THERE IS absolutely no doubt that Fifa realises the importance of modernising the football adjudication system.
Over the decades there has been a consistent and compelling case for technological interventions to be introduced, considering that the game itself has evolved so much.
The the pace of the game, for example, has improved so much that the referee and his two assistants have become almost irrelevant.
To be quite frank, Fifa has not necessarily been stubborn in changing with the times. Nowadays, there are more cameras covering every aspect of the game.
So the status quo begs the vexing question as to why they won't allow for goal line technology to determine whether a ball has crossed the goal line or not. I mean such technology could initially be restricted to the 18 yard area in which case a chip and an electronic strip can be buried within the parameter of the goal area.
As a matter of fact, all these technological advancements that Fifa has applied to date, including the communication devices among the referees and the fourth official, have brought more excitement and credibility in terms of critical decisions that officials have to make in a split second.
More importantly, such technology has decreased the scope of match fixing and corruption.
Needless to say, there is less violence on the stands because supporters can see and understand the logic behind a particular decision.
A learned friend brings an HIV-Aids related analogy in terms of Fifa's reluctance to introduce such measures.
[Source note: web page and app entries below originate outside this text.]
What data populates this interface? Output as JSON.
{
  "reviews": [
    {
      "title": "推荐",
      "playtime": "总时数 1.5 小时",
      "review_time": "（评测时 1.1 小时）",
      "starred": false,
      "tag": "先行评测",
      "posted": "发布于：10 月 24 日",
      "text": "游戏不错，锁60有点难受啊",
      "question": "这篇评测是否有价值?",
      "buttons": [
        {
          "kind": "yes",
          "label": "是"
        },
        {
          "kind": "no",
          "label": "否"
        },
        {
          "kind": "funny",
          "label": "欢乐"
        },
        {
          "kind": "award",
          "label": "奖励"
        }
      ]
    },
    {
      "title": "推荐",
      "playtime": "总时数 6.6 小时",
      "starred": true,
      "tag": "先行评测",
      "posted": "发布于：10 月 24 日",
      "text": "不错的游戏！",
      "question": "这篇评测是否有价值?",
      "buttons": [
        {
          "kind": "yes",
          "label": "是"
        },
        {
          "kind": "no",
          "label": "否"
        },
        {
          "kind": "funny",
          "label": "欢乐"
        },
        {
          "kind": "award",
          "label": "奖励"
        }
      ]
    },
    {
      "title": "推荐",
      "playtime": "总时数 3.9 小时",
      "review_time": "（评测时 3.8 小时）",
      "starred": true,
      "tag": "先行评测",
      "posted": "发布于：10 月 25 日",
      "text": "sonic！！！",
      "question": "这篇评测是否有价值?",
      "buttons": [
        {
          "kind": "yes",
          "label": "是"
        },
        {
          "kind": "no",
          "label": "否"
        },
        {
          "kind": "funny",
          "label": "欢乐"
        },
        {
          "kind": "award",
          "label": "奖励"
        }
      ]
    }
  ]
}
In simple terms, it is the cost factor.
Whereas everyone understood the danger that HIV posed when it was first discovered more than two decades ago, many nations refused to address it, primarily because it meant that more money had to be spent in addressing this dreaded infection.
Now, millions of preventable deaths later, we know that it was more ideal and cost effective to treat and to manage HIV than it was to deny it.
I rest my case.